MR. MCCORMACK: Completely up to the Egyptian Government and the Iranian Government to decide upon whether - what sort of relationship they have and whether that involves diplomatic relations. We're confident that the Egyptian Government, however, will relay to the Iranian Government in any of these meetings or interactions what the international community has been saying: Play a positive role in the world, whether that is stopping your support for terrorism, treating your people better, or adhering to the lawful demands of the international community.
QUESTION: Do you get anything about the Iranian (inaudible)?
MR. MCCORMACK: This was the space launch --

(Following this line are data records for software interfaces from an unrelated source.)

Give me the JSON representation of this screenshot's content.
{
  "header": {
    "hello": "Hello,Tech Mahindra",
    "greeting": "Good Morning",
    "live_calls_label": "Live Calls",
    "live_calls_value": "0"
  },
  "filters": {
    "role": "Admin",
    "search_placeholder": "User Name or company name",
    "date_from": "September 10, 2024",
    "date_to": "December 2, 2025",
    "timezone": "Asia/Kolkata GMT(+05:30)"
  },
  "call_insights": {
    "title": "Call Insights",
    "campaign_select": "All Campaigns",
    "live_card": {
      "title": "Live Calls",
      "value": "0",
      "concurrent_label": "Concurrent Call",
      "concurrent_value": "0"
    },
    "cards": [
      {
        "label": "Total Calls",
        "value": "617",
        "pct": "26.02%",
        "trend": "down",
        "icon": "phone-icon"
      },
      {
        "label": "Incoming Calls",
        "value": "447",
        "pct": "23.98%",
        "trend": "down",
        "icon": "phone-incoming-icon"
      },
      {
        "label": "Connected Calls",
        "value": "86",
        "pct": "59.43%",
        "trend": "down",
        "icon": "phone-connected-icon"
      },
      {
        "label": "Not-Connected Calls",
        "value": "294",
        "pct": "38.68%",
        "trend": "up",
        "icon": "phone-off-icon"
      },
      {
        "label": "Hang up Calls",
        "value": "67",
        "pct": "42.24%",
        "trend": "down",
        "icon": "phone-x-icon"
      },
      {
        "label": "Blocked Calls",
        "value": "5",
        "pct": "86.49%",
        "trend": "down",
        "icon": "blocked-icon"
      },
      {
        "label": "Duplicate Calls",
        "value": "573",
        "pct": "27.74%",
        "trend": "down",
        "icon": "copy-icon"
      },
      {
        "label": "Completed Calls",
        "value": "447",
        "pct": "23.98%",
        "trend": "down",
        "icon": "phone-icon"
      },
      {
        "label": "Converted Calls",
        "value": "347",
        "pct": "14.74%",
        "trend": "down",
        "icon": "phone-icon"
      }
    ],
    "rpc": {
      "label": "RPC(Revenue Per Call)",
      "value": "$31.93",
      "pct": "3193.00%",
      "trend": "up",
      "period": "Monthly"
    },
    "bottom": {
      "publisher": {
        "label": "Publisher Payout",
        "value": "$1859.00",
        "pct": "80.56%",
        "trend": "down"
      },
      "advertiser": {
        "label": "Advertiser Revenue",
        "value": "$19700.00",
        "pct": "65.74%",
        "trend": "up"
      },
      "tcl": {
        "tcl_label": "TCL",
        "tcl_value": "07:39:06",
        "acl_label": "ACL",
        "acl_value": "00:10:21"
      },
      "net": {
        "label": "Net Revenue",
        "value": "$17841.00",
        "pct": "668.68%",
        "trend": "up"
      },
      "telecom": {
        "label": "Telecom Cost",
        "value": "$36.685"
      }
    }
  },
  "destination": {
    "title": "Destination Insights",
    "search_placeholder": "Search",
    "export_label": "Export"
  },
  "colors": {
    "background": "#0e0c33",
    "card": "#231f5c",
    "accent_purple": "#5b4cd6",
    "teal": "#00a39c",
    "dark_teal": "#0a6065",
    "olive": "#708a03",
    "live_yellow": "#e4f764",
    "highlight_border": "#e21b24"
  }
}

MR. MCCORMACK: Satellite, yeah. I did look into it, and it is just another troubling development in that the kinds of technologies and capabilities that are needed in order to launch a space - a space vehicle for orbit are the same kinds of capabilities and technologies that one would employ for long-range ballistic missiles. And of course, the UN Security Council and other members of the international system have expressed their deep concern about Iran's continuing development of medium- and long-range ballistic missiles. The reason for that concern is tied to their continued development of - to continued search to perfect enrichment of uranium, which can, of course, be used in a nuclear weapon.
So you know, we have talked oftentimes about the three parts that are needed for an Iranian nuclear weapons program. You know what our intelligence estimate has said about the active part about their military efforts to build a nuclear weapon, but there are two other parts to being able to successfully deliver a nuclear weapon. Part of that is a ballistic missile program, which they are continuing on with, their medium-range ballistic missile program, which they say can now reach a distance of 2,000 kilometers, can hit Europe. They're clearly marching ahead on the development of a long-range ballistic missile and, of course, you have the enrichment program which they are continuing to engage in.
QUESTION: How are your efforts at getting the elements of the resolution that were - was agreed by the P-5 plus Germany through or accepted by the ten non-permanent members at the UN?
MR. MCCORMACK: My understanding is that on Friday the EU-3 circulated the draft resolution - so that's not just the elements but that's the actual text of a resolution - with the other members of the Security Council. The EU-3 are going to be sponsoring the resolution.
I can't tell you what sort of reaction they've gotten yet. I would expect if this situation holds to past practice, that you will have a variety of different reactions from, "Where do we sign," to "Well, we'd like to discuss a few of these elements or some of this language," all of which are acceptable and to be expected in the Security Council process.
I can't tell you how long it will take. I wouldn't be surprised if it took a few weeks for this process to complete itself. But we believe we have a good, strong resolution, a Chapter 7 resolution which, again, sends a message to the Iranians, once passed, that: Continue to defy the international community and you will find yourself further and further isolated from that international system.
QUESTION: Who are in the, "Where do we sign," category, would you say?
MR. MCCORMACK: What's that?
QUESTION: Which countries are in the, "Where do we sign," category?
MR. MCCORMACK: I'm just - I was speculating. I was just speculating, Matt, that you can have a range of possible reactions based on past experience.
QUESTION: Thank you.
MR. MCCORMACK: Thank you.